Tourists Tricked Into Swimming With Dolphins In Notorious ‘Cove'
If they knew what happened to these dolphins, they wouldn't be doing this.
Recent footage shows throngs of tourists swimming with dolphins in the infamous Taiji killing cove - without realizing the waters are usually red with blood.
Each year from September to March, Japanese hunters conduct drive hunts in the waters around Taiji, Japan, banging on metal pipes to disrupt the dolphins' sonar and driving them into the Taiji Cove. There, the disoriented animals are trapped in pens, and brutally slaughtered in front of their families, turning the waters a bright red.
The choicest animals - usually the younger and attractive ones - are plucked out and sold to marine parks around the world for as much as $154,000 apiece.
According to The Dolphin Project, during the warm summer months when the hunt is suspended, the nearby Taiji Whale Museum - which purchases many of the drive hunt dolphins - relocates its dolphins to Taiji Cove to create a tourist attraction. Visitors can interact with the dolphins while swimming in the cove, and are never informed about the the violent history of the space.
Ric O'Barry, founder of The Dolphin Project and a former dolphin trainer who was featured in the 2009 film "The Cove," told The Dodo that most members of the Japanese public would be horrified if they knew where they were swimming.
Warning: Mildly graphic photos below.
"The Taiji Whale Museum is right next door to the the cove," he said. "So people think that the cove is an extension of the museum. They have no idea what goes on. They'd never step foot in that bloody water if they did."
While many proponents of the hunts claim they're a Japanese "tradition," they have only been established in the past few decades due to the lucrative nature of the dolphin trade. The drive hunts weren't even possible until the availability of motor boats.
Though a large portion of the Japanese public is opposed to the drive hunts or unaware of them, the hunts unfortunately have the backing of the city of Taiji, which also owns the Taiji Whale Museum.
"It's a museum of killing," O'Barry said, noting the facility is filled with harpoons and similar displays.
For O'Barry, it's impossible to separate the hunts from the demand for captive dolphins that makes them so lucrative. Even the marine parks and aquariums who don't purchase from Taiji, he said, are misleading the public by pretending the stress of dolphin captivity aids in conservation.
"Every dolphinarium in America, Europe, tricks people into thinking they're helping conservation," he said.
"If you're a dolphinarium ... you're a professional liar.
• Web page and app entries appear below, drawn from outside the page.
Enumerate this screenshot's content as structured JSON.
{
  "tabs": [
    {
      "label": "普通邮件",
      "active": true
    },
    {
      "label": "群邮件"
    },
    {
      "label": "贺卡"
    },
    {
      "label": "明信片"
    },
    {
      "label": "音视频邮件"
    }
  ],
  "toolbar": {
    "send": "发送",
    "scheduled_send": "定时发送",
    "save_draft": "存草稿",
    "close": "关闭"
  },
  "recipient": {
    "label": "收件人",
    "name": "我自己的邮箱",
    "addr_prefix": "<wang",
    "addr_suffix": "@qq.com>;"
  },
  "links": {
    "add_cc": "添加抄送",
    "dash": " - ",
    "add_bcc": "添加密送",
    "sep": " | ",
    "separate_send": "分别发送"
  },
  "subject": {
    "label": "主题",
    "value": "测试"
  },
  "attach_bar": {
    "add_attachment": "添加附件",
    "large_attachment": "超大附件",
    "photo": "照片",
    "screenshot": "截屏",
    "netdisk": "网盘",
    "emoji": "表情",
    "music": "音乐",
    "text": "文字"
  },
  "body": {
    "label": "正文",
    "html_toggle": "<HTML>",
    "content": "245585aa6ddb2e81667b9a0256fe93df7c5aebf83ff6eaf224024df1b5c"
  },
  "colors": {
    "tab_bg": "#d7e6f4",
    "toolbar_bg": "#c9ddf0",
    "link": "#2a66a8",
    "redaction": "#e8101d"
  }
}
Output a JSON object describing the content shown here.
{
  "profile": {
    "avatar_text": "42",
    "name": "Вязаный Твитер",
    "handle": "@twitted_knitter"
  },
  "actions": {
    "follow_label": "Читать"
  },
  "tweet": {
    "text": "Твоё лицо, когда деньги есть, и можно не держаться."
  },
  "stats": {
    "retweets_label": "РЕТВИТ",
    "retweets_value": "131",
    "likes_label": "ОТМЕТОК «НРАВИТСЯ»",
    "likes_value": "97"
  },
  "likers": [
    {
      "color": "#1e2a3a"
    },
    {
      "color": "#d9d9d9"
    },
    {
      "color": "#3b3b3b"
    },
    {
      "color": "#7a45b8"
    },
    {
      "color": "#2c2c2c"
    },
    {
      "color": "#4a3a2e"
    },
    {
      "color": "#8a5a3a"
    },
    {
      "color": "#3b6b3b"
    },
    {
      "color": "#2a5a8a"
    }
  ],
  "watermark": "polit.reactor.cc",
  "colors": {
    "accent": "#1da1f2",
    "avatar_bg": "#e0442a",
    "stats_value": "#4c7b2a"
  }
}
You have to lie to the public, you have to lie to the media, and you have to lie to yourself."
Though many marine parks, such as SeaWorld (which does not take dolphins from Taiji), argue that keeping dolphins captive helps young visitors care about their counterparts in the wild, O'Barry, who worked as the head dolphin trainer for the TV show "Flipper" before quitting after one of his dolphins appeared to commit suicide, said that argument doesn't hold weight.
"Those same kids will never see a snow leopard," he said. "Does that mean we have to go into the Himalayas and drag a snow leopard into the room? Or do we teach them to control their desires?"
But with the upcoming season of the Taiji hunts set to kick off next month, dozens more animals will likely be sold off to international marine parks, while their families are butchered in the cove. O'Barry and his team plan to be on the scene, as they are every year, to document the killing and make sure that members of the Japanese public and the international community know what's happening.
"It's all about money," he said of the industry. "It's about greed."
If you're interested in joining the team traveling to Japan this year to document the slaughter, you can find more information here.